What you need to do >> Return the listing below exactly, with the pictures dropped.

=== Excerpted data ===

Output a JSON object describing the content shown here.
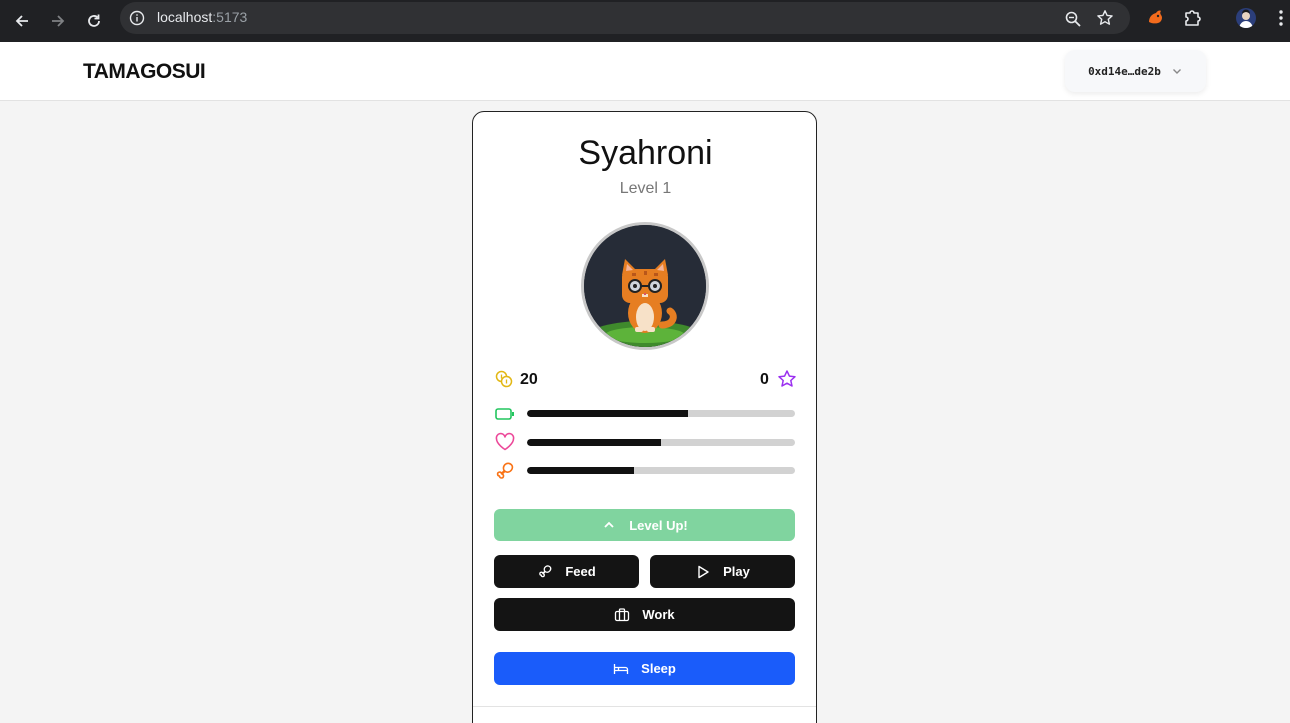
{
  "browser": {
    "url_host": "localhost",
    "url_port": ":5173",
    "icons": [
      "back-icon",
      "forward-icon",
      "reload-icon",
      "site-info-icon",
      "zoom-icon",
      "bookmark-star-icon",
      "extension-icon",
      "puzzle-icon",
      "profile-avatar",
      "menu-icon"
    ]
  },
  "header": {
    "brand": "TAMAGOSUI",
    "wallet_address": "0xd14e…de2b"
  },
  "pet": {
    "name": "Syahroni",
    "level_label": "Level 1",
    "coins": "20",
    "experience": "0",
    "stats": {
      "energy": 0.6,
      "happiness": 0.5,
      "hunger": 0.4
    }
  },
  "actions": {
    "level_up": "Level Up!",
    "feed": "Feed",
    "play": "Play",
    "work": "Work",
    "sleep": "Sleep"
  },
  "colors": {
    "coin": "#e2b714",
    "star": "#9b30f0",
    "energy": "#22c55e",
    "happiness": "#ec4899",
    "hunger": "#f97316",
    "level_up_bg": "#80d49f",
    "sleep_bg": "#1a5cfa"
  }
}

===

Result for this exercise >>
Output a JSON object describing the content shown here.
{
  "browser": {
    "url_host": "localhost",
    "url_port": ":5173",
    "icons": [
      "back-icon",
      "forward-icon",
      "reload-icon",
      "site-info-icon",
      "zoom-icon",
      "bookmark-star-icon",
      "extension-icon",
      "puzzle-icon",
      "profile-avatar",
      "menu-icon"
    ]
  },
  "header": {
    "brand": "TAMAGOSUI",
    "wallet_address": "0xd14e…de2b"
  },
  "pet": {
    "name": "Syahroni",
    "level_label": "Level 1",
    "coins": "20",
    "experience": "0",
    "stats": {
      "energy": 0.6,
      "happiness": 0.5,
      "hunger": 0.4
    }
  },
  "actions": {
    "level_up": "Level Up!",
    "feed": "Feed",
    "play": "Play",
    "work": "Work",
    "sleep": "Sleep"
  },
  "colors": {
    "coin": "#e2b714",
    "star": "#9b30f0",
    "energy": "#22c55e",
    "happiness": "#ec4899",
    "hunger": "#f97316",
    "level_up_bg": "#80d49f",
    "sleep_bg": "#1a5cfa"
  }
}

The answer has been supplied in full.